Exercise requirements
Among the lines below, copy each one in which "title" appears.

The data
- Opening Delimiter -

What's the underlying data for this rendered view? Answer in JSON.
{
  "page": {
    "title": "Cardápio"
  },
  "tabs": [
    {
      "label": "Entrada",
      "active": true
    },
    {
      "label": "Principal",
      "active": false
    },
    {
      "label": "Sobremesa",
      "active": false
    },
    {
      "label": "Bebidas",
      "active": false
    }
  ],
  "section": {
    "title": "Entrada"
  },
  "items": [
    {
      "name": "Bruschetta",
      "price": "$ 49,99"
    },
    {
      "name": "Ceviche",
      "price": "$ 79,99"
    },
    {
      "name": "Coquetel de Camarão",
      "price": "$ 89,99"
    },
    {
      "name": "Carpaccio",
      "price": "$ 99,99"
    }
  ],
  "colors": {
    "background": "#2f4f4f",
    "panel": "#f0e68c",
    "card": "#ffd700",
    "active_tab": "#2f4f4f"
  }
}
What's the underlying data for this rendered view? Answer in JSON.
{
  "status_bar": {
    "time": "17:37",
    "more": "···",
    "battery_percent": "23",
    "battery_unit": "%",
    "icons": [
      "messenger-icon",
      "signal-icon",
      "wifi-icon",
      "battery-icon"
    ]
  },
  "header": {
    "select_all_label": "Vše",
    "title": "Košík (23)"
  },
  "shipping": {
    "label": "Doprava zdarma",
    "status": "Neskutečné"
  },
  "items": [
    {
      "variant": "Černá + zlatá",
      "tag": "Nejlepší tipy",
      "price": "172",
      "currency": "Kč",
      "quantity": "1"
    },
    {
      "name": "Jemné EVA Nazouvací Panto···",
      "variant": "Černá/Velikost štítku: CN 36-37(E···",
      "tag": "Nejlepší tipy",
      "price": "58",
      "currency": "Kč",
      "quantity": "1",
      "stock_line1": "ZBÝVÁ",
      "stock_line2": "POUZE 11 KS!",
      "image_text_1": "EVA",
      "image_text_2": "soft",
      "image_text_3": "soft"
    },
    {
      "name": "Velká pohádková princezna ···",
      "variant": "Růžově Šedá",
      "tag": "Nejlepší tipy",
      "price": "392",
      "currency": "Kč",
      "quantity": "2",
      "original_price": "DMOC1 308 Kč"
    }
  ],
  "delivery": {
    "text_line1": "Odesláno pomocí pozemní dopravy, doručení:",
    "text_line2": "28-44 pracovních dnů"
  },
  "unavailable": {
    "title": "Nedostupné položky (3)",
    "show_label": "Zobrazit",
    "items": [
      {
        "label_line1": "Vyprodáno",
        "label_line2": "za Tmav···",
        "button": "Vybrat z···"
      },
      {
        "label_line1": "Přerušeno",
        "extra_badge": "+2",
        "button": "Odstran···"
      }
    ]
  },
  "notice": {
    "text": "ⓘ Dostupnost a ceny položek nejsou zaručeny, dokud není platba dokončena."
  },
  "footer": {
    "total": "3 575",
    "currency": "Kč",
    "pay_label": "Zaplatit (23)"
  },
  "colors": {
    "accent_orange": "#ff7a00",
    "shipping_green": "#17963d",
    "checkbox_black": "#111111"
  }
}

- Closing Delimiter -

Task output
    "title": "Cardápio"
    "title": "Entrada"
    "title": "Košík (23)"
    "title": "Nedostupné položky (3)",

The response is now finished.